Facebook apologized to a Geneva, Switzerland, museum after a post featuring nude statues in an exhibit was censored.
“We recently created space in our advertising policies to allow museums to more easily promote their exhibits and continue to improve on how we enforce this policy," a spokesperson from Facebook told The Hill Tuesday.
"The ad was inadvertently rejected, has since been overturned, and we have apologized to the museum," Facebook said.
“Maybe it’s time that this platform changes its policy for museums and cultural institutions?” it added.
Museum spokesperson Sylvie Treglia-Detraz told The Associated Press that when they first tried to post the pictures there was a Facebook response saying, “We don’t allow ads that depict nudity, even if it isn’t sexual in nature. This includes the use of nudity for artistic or educational purposes.”
On the social media giant's community standards the company says it also allows "photographs of paintings, sculptures, and other art that depicts nude figures."
Facebook's restrictions on art with nudity have sparked protest from museums before.
Belgian art museums sent a letter to Facebook asking the company to allow the art of Peter Paul Rubens, who frequently painted nudes, to be allowed on the website, according to the AP. This was in July 2018, before Facebook updated its nudity policy.
The previous rule banned “nudity or implied nudity, even if artistic or educational in nature.”

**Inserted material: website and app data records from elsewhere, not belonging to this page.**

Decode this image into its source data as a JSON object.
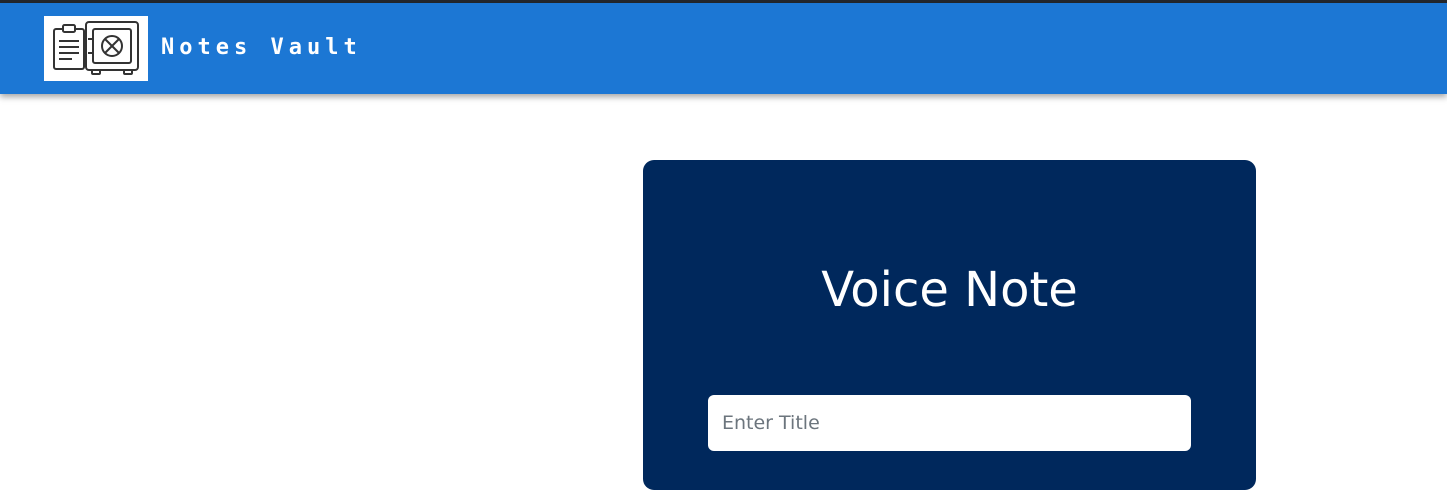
{
  "navbar": {
    "brand": "Notes Vault",
    "color": "#1c77d4",
    "logo_icon": "notes-safe-icon"
  },
  "card": {
    "title": "Voice Note",
    "background": "#00285c",
    "title_input": {
      "placeholder": "Enter Title",
      "value": ""
    }
  }
}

Facebook also reversed its decision in 2016 to remove a famous Vietnam War photograph of a naked girl, Phan Thi Kim Phuc, running away after a napalm attack.